__TASK REQUIREMENTS__. Search term "legend": copy each line of the data containing it.

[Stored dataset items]
#####

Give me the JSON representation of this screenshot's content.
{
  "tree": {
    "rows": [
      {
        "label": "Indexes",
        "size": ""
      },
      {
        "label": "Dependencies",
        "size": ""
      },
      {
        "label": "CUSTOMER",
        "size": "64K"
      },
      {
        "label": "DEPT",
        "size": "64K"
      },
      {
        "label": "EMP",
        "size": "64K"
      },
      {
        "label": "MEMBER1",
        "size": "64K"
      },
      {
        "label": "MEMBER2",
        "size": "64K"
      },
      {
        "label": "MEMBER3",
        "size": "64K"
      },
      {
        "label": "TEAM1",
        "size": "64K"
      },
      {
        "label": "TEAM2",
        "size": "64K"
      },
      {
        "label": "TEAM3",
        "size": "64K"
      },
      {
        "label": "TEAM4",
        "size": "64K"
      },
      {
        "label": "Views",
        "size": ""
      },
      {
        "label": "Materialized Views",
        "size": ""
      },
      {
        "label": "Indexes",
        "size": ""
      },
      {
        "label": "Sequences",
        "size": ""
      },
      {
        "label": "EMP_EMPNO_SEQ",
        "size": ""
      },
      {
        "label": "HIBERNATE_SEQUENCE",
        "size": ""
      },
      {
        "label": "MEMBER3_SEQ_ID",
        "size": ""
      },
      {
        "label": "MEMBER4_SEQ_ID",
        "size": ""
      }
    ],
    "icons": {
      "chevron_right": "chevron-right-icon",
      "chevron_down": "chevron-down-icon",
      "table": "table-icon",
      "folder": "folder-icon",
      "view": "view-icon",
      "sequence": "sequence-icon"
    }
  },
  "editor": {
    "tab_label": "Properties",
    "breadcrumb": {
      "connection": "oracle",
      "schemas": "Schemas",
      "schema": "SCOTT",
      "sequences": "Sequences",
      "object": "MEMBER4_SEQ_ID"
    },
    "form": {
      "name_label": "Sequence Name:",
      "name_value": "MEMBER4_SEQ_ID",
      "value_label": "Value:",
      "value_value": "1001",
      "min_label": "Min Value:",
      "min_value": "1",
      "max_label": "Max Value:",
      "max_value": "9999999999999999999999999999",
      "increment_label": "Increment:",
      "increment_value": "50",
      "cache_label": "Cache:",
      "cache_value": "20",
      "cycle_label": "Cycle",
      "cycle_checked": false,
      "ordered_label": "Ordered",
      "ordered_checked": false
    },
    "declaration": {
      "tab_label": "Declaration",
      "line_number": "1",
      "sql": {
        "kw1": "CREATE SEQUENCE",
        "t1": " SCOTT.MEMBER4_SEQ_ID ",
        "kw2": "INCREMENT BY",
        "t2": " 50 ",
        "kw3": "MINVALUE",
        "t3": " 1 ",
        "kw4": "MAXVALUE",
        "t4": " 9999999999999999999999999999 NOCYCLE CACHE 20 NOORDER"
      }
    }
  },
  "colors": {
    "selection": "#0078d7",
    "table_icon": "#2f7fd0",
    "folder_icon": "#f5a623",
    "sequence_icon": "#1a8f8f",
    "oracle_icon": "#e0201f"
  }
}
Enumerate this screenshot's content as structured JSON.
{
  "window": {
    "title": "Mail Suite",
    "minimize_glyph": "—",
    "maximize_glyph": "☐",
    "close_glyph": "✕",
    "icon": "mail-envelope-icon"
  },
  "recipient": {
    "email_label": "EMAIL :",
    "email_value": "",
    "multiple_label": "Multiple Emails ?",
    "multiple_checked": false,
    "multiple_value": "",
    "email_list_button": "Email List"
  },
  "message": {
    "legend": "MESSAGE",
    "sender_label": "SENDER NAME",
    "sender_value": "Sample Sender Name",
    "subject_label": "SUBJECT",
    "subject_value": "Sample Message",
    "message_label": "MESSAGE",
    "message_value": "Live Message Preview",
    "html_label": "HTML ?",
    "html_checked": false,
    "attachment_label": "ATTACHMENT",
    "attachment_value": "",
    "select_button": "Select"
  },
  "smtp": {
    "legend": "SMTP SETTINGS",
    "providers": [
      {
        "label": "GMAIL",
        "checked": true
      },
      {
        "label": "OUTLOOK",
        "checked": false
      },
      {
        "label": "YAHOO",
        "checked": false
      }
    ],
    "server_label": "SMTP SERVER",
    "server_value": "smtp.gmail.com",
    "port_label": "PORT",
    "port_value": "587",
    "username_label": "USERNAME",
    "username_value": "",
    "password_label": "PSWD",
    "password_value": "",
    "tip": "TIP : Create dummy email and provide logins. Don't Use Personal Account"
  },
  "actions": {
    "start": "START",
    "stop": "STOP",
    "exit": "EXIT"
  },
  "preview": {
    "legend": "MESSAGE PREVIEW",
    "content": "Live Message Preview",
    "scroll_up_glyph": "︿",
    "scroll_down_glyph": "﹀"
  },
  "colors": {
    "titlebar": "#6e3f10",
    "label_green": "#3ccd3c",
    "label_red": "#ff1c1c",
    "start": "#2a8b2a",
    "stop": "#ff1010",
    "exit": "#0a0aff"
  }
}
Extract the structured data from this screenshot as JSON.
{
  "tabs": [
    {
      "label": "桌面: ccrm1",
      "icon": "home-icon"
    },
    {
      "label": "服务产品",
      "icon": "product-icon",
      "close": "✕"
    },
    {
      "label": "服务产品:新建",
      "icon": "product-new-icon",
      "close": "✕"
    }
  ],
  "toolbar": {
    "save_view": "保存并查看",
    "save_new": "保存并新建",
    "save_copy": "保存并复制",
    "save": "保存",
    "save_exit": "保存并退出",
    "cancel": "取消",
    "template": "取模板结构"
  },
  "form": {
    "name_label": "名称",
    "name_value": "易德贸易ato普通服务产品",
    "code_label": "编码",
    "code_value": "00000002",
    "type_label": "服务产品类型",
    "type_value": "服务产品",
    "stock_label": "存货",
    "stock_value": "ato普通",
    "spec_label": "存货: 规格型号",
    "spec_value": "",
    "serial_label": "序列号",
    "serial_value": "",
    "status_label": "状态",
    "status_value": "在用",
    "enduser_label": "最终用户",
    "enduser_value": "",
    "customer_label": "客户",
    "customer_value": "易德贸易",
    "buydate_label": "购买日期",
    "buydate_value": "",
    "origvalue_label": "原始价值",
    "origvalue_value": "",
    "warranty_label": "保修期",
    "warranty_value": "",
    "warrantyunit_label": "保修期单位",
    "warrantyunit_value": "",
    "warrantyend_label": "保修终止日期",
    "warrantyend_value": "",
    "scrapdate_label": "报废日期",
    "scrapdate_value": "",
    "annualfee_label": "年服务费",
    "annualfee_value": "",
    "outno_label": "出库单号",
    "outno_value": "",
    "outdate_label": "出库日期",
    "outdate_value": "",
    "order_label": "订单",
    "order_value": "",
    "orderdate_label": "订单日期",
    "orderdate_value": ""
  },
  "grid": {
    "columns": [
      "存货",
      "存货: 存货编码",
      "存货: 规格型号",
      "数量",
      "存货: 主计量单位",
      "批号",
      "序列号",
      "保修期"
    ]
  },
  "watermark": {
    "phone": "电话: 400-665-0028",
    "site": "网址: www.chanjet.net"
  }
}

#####

__SOLUTION__.
    "legend": "MESSAGE",
    "legend": "SMTP SETTINGS",
    "legend": "MESSAGE PREVIEW",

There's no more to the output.